Clem can do a lot of things.
Clem can make a bat and ball out of anything.
He has always loved sport.
Clem can dress himself.
He has always had style.
Clem is a small boy who loves his growing independence. There is pride in his achievements and his sense of enthusiasm is palpable. So when Clem finds something he can’t do – swim – he’s sure he’ll never be able to. Mum tries all manner of strategies to convince Clem to get into the swimming pool for his first lesson, but Clem is resolute. They spend the lesson watching the others. In the following days, Mum points out other things Clem had to learn. Clem is convinced that he was always able to drink from a cup, make faces and clean his teeth. She tells him about other things he will learn in the future. Back at the pool the next week, Clem can imagine all sorts of reasons not to get into the pool. Then his friend arrives and invites him in. Illustrations are in watercolour and pencil and include full page illustrations on white paper with ‘photos’ and multi-image spreads.
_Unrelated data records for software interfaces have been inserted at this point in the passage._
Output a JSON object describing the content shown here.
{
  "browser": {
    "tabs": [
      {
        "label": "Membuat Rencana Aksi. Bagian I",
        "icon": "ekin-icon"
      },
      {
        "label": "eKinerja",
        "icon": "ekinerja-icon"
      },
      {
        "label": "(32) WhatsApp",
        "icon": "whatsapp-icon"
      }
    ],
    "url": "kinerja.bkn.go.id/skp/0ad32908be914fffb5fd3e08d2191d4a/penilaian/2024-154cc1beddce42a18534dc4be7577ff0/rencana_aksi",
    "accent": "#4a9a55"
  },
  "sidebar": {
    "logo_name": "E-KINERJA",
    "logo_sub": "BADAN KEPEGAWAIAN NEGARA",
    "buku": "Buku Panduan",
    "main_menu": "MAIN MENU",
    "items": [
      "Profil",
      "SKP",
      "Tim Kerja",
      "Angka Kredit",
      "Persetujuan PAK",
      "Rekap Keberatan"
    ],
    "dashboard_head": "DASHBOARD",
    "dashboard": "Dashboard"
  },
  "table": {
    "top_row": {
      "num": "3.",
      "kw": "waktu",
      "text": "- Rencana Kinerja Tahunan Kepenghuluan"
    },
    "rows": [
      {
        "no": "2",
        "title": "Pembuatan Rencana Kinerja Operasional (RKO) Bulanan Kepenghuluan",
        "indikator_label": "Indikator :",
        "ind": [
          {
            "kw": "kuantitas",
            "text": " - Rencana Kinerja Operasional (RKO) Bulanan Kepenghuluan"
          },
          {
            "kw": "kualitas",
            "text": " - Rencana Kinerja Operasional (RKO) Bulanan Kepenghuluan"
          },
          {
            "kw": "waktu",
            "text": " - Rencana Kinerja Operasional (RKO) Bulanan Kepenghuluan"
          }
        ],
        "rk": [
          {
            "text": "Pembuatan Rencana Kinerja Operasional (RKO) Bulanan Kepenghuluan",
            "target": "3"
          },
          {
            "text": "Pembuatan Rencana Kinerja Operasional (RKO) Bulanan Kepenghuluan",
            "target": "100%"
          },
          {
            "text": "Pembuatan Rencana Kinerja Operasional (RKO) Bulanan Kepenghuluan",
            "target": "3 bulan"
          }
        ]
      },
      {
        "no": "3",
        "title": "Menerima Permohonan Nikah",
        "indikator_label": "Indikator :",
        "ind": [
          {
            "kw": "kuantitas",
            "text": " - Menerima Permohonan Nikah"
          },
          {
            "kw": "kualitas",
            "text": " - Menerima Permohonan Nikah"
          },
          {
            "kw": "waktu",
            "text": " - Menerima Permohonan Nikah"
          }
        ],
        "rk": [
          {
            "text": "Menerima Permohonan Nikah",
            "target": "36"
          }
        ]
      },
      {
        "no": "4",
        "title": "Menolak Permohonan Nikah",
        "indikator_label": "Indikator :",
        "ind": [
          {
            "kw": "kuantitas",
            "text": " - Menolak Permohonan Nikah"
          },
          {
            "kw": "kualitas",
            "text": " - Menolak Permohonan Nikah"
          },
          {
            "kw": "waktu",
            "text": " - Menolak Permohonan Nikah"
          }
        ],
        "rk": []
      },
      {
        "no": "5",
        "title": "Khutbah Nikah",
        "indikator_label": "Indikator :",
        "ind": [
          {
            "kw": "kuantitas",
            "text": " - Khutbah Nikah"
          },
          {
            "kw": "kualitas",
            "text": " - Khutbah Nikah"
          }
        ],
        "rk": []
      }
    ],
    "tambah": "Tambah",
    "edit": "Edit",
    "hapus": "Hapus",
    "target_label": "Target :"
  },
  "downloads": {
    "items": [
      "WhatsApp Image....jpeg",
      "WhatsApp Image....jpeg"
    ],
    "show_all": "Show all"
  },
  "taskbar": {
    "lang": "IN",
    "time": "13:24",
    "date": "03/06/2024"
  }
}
Clem Always Couldis a large format paperback picture book about the curious mix of confidence and timidity that characterises many children. Using a personal example of a mother and child experience, Sarah Watt first introduces Clem and the many skills he has acquired. Once acquired though, Clem cannot be convinced that there was a time he had to learn these things. And swimming feels like a skill he’ll never acquire when he’s too frightened to get into the water. Over the week in between swimming lessons, Mum does her best to prepare him for the learning, but it is a friend who finally – if inadvertently – helps him take the first steps into the pool. Recommended for preschool and early school-age children, particularly those with a fear of new things.
Clem Always Could, Sarah Watt
Lothian Children’s Books 2009
This book is available online from Fishpond. Buying through this link supports Aussiereviews.
review by Claire Saxby, Children’s Author